• _How to complete this task_
Which lines of the records below contain the word "icon"? Copy each of them out.

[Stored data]
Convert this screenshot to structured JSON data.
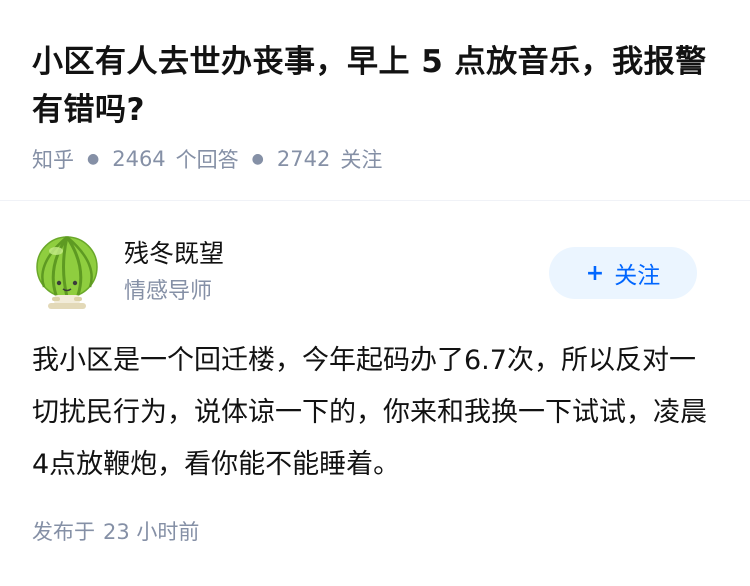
{
  "question": {
    "title": "小区有人去世办丧事，早上 5 点放音乐，我报警有错吗?",
    "source": "知乎",
    "answer_count": "2464",
    "answer_label": "个回答",
    "follower_count": "2742",
    "follower_label": "关注"
  },
  "answer": {
    "author_name": "残冬既望",
    "author_badge": "情感导师",
    "avatar_icon": "melon-character-avatar-icon",
    "follow_button": {
      "icon": "plus-icon",
      "plus": "+",
      "label": "关注"
    },
    "content": "我小区是一个回迁楼，今年起码办了6.7次，所以反对一切扰民行为，说体谅一下的，你来和我换一下试试，凌晨4点放鞭炮，看你能不能睡着。",
    "publish_prefix": "发布于",
    "publish_time": "23 小时前"
  },
  "colors": {
    "title": "#121212",
    "meta": "#8590a6",
    "follow_bg": "#ebf5ff",
    "follow_text": "#0066ff"
  }
}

• _Response for this exercise_
    "avatar_icon": "melon-character-avatar-icon",
      "icon": "plus-icon",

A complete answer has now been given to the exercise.